WHAT YOU SHOULD DO
Work through the records that follow and return each line containing the word "name".

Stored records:

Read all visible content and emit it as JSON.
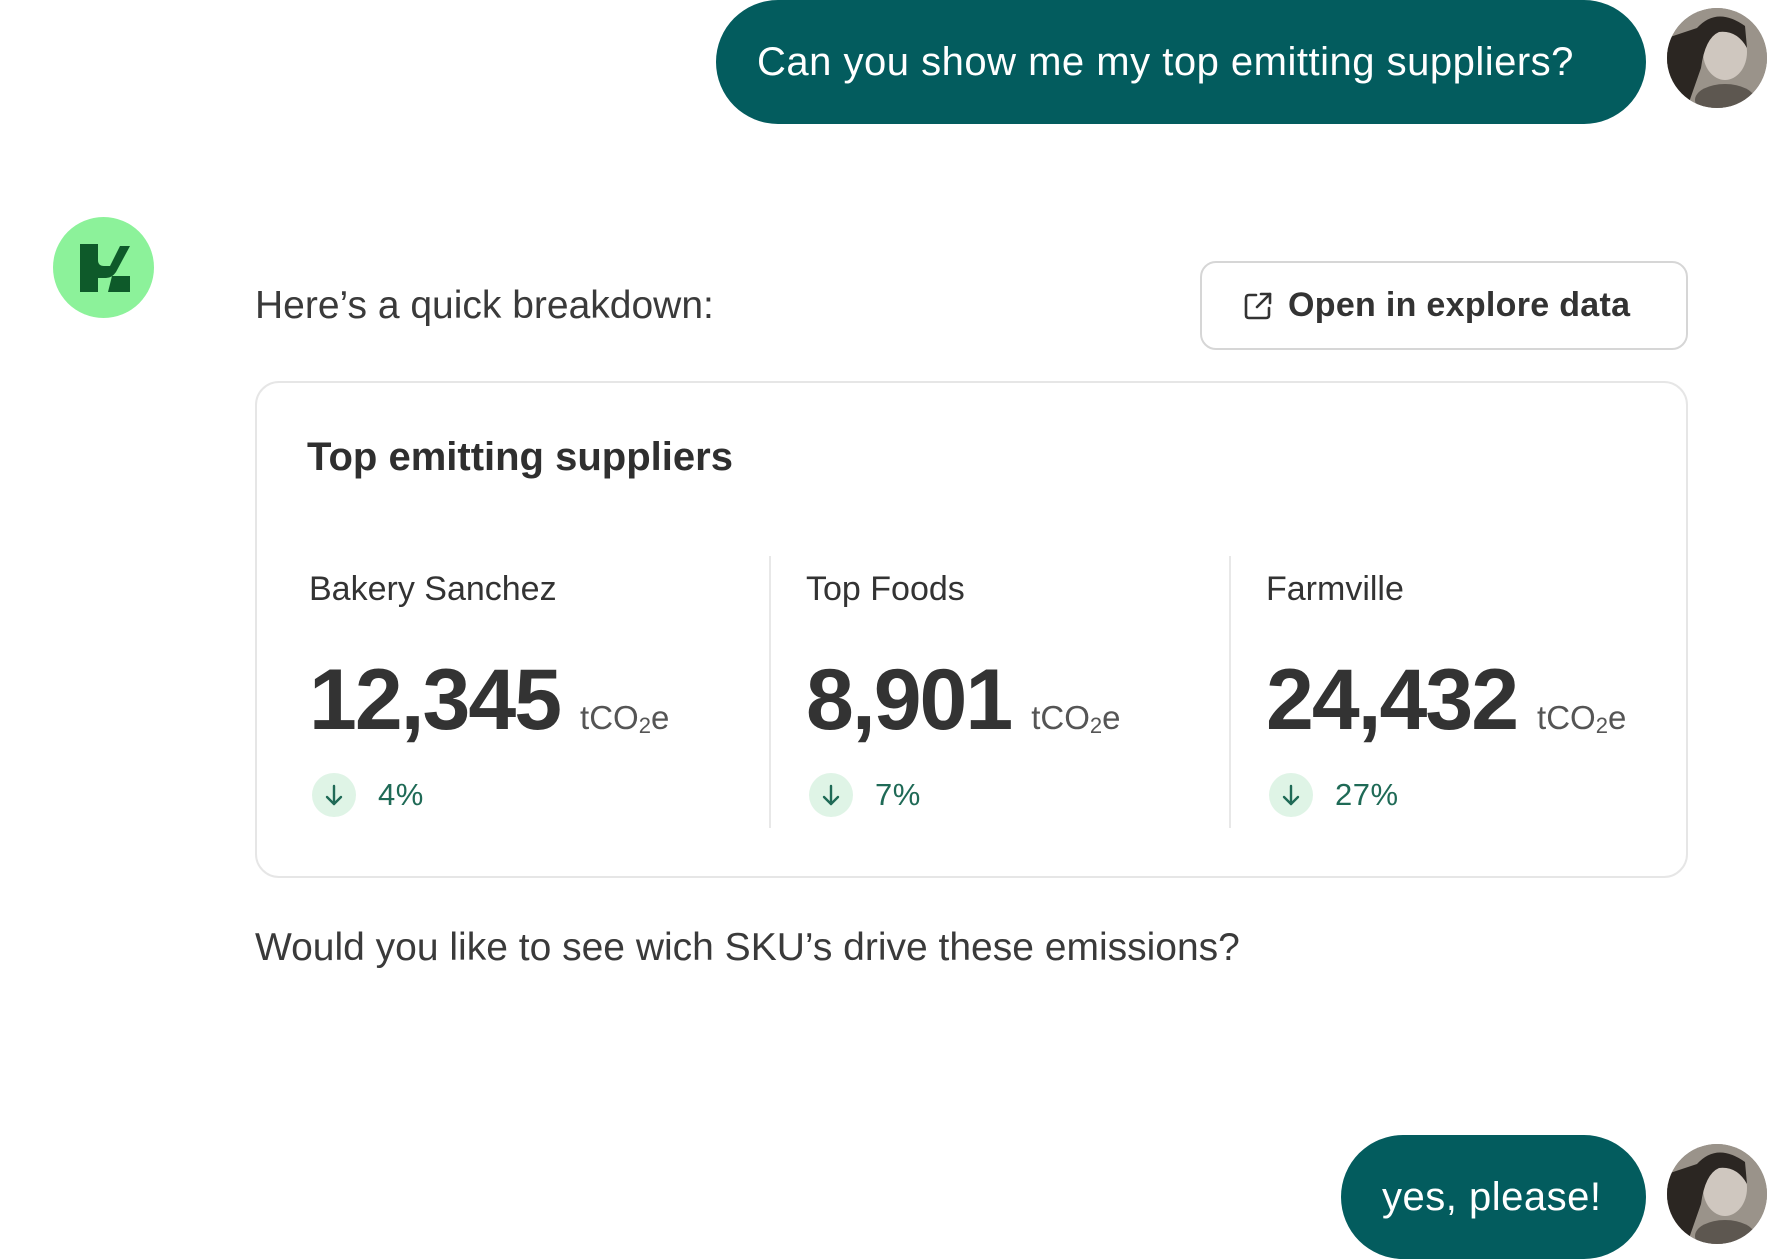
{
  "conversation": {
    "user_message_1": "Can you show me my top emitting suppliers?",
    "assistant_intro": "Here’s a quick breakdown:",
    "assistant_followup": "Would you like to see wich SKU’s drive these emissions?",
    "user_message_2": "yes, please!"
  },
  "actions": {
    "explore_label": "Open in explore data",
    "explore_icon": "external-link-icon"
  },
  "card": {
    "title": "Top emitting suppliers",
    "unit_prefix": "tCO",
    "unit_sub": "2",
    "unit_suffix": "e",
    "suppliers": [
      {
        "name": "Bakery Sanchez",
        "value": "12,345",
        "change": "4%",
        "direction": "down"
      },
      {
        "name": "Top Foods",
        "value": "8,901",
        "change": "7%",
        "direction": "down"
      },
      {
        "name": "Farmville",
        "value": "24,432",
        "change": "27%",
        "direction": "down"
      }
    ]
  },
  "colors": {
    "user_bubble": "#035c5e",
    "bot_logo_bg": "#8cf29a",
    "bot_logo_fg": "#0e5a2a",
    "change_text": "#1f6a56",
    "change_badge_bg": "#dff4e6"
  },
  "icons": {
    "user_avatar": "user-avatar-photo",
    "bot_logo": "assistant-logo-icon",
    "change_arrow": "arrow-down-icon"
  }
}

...

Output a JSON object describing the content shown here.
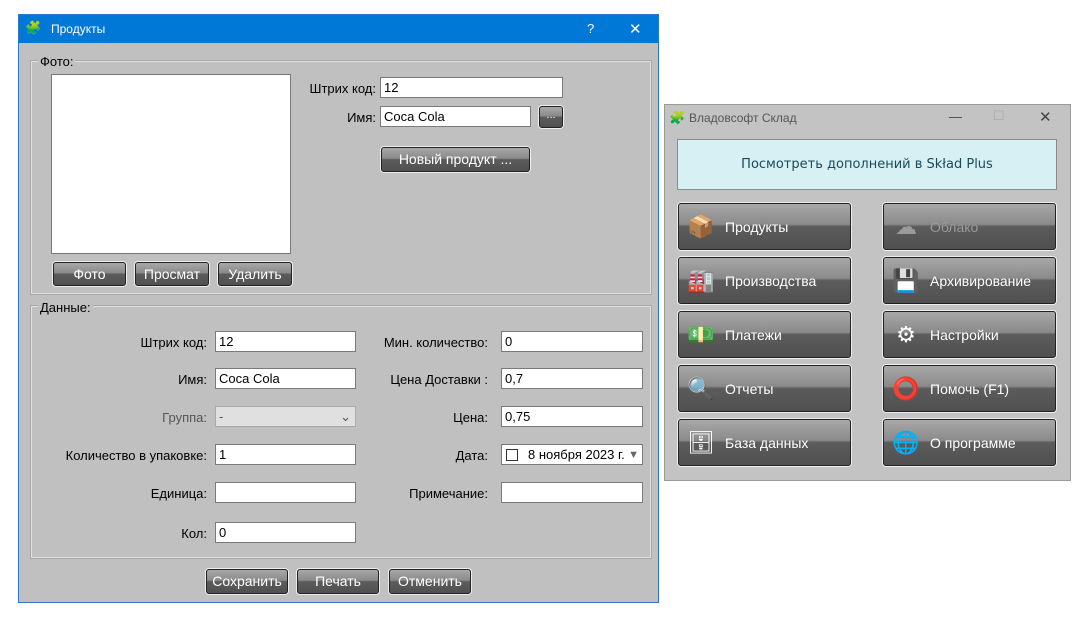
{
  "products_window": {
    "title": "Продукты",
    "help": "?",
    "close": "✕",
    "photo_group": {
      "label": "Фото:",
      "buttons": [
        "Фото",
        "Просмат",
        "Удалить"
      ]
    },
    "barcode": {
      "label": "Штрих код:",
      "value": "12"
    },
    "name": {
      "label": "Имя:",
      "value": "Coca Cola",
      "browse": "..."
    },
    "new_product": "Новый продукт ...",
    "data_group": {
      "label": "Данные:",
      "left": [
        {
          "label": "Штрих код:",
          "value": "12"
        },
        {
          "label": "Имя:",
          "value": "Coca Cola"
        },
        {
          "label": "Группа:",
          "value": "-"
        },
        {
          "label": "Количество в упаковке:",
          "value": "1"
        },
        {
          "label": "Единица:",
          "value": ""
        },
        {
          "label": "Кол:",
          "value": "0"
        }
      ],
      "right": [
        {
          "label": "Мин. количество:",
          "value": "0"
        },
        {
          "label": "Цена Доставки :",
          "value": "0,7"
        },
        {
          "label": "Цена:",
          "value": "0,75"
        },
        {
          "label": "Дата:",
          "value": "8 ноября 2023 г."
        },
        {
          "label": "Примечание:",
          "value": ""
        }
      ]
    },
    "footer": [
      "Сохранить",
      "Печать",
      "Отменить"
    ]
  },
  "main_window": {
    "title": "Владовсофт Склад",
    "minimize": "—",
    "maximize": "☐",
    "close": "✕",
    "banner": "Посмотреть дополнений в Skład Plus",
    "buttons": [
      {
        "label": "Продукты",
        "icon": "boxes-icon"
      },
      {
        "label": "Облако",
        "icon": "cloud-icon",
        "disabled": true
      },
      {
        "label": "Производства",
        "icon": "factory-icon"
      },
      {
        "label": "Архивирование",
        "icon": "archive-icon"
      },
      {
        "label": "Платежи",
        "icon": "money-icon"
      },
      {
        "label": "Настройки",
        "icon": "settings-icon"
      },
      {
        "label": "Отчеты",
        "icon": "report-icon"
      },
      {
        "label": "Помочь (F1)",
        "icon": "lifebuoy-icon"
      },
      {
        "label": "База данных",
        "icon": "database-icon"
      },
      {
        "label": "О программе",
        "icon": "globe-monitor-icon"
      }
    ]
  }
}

ANSWER FOR THIS EXERCISE
        "name": "Bakery Sanchez",
        "name": "Top Foods",
        "name": "Farmville",
    "name": {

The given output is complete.